═══ ENTRIES SUPPLIED
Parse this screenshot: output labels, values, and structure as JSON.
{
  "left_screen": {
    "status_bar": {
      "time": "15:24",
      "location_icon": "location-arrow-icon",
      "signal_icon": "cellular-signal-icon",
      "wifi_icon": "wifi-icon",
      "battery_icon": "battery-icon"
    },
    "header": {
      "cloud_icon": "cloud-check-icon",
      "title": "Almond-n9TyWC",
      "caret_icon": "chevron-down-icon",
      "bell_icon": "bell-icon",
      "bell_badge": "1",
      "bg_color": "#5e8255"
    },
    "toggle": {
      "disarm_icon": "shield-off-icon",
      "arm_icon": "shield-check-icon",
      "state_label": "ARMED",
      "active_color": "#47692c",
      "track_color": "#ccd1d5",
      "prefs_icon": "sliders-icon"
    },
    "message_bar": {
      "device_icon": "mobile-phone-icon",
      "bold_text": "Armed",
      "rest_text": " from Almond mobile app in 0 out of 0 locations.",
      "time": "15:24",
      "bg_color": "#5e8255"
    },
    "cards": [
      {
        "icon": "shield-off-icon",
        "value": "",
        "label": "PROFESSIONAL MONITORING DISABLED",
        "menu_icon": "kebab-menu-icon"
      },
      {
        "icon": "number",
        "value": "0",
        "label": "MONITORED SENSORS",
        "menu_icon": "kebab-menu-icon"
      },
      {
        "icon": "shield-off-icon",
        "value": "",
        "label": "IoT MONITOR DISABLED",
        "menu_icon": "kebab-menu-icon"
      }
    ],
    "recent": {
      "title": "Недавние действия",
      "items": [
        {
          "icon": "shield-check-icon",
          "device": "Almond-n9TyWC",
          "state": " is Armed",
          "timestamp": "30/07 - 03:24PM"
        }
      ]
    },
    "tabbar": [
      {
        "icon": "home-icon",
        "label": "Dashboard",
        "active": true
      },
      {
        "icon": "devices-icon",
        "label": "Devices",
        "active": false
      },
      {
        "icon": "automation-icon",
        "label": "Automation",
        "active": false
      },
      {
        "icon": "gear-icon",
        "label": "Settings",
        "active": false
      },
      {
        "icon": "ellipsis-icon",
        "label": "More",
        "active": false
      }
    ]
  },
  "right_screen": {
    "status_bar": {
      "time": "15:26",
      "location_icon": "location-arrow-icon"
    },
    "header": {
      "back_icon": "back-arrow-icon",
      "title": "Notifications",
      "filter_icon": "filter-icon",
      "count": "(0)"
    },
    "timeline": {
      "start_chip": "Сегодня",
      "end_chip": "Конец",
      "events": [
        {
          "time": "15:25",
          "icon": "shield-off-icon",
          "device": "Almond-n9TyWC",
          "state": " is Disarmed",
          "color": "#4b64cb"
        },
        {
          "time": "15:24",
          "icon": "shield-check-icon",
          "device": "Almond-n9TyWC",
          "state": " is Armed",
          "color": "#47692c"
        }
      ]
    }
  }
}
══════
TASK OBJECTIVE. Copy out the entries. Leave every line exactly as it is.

TASK RESPONSE.
Parse this screenshot: output labels, values, and structure as JSON.
{
  "left_screen": {
    "status_bar": {
      "time": "15:24",
      "location_icon": "location-arrow-icon",
      "signal_icon": "cellular-signal-icon",
      "wifi_icon": "wifi-icon",
      "battery_icon": "battery-icon"
    },
    "header": {
      "cloud_icon": "cloud-check-icon",
      "title": "Almond-n9TyWC",
      "caret_icon": "chevron-down-icon",
      "bell_icon": "bell-icon",
      "bell_badge": "1",
      "bg_color": "#5e8255"
    },
    "toggle": {
      "disarm_icon": "shield-off-icon",
      "arm_icon": "shield-check-icon",
      "state_label": "ARMED",
      "active_color": "#47692c",
      "track_color": "#ccd1d5",
      "prefs_icon": "sliders-icon"
    },
    "message_bar": {
      "device_icon": "mobile-phone-icon",
      "bold_text": "Armed",
      "rest_text": " from Almond mobile app in 0 out of 0 locations.",
      "time": "15:24",
      "bg_color": "#5e8255"
    },
    "cards": [
      {
        "icon": "shield-off-icon",
        "value": "",
        "label": "PROFESSIONAL MONITORING DISABLED",
        "menu_icon": "kebab-menu-icon"
      },
      {
        "icon": "number",
        "value": "0",
        "label": "MONITORED SENSORS",
        "menu_icon": "kebab-menu-icon"
      },
      {
        "icon": "shield-off-icon",
        "value": "",
        "label": "IoT MONITOR DISABLED",
        "menu_icon": "kebab-menu-icon"
      }
    ],
    "recent": {
      "title": "Недавние действия",
      "items": [
        {
          "icon": "shield-check-icon",
          "device": "Almond-n9TyWC",
          "state": " is Armed",
          "timestamp": "30/07 - 03:24PM"
        }
      ]
    },
    "tabbar": [
      {
        "icon": "home-icon",
        "label": "Dashboard",
        "active": true
      },
      {
        "icon": "devices-icon",
        "label": "Devices",
        "active": false
      },
      {
        "icon": "automation-icon",
        "label": "Automation",
        "active": false
      },
      {
        "icon": "gear-icon",
        "label": "Settings",
        "active": false
      },
      {
        "icon": "ellipsis-icon",
        "label": "More",
        "active": false
      }
    ]
  },
  "right_screen": {
    "status_bar": {
      "time": "15:26",
      "location_icon": "location-arrow-icon"
    },
    "header": {
      "back_icon": "back-arrow-icon",
      "title": "Notifications",
      "filter_icon": "filter-icon",
      "count": "(0)"
    },
    "timeline": {
      "start_chip": "Сегодня",
      "end_chip": "Конец",
      "events": [
        {
          "time": "15:25",
          "icon": "shield-off-icon",
          "device": "Almond-n9TyWC",
          "state": " is Disarmed",
          "color": "#4b64cb"
        },
        {
          "time": "15:24",
          "icon": "shield-check-icon",
          "device": "Almond-n9TyWC",
          "state": " is Armed",
          "color": "#47692c"
        }
      ]
    }
  }
}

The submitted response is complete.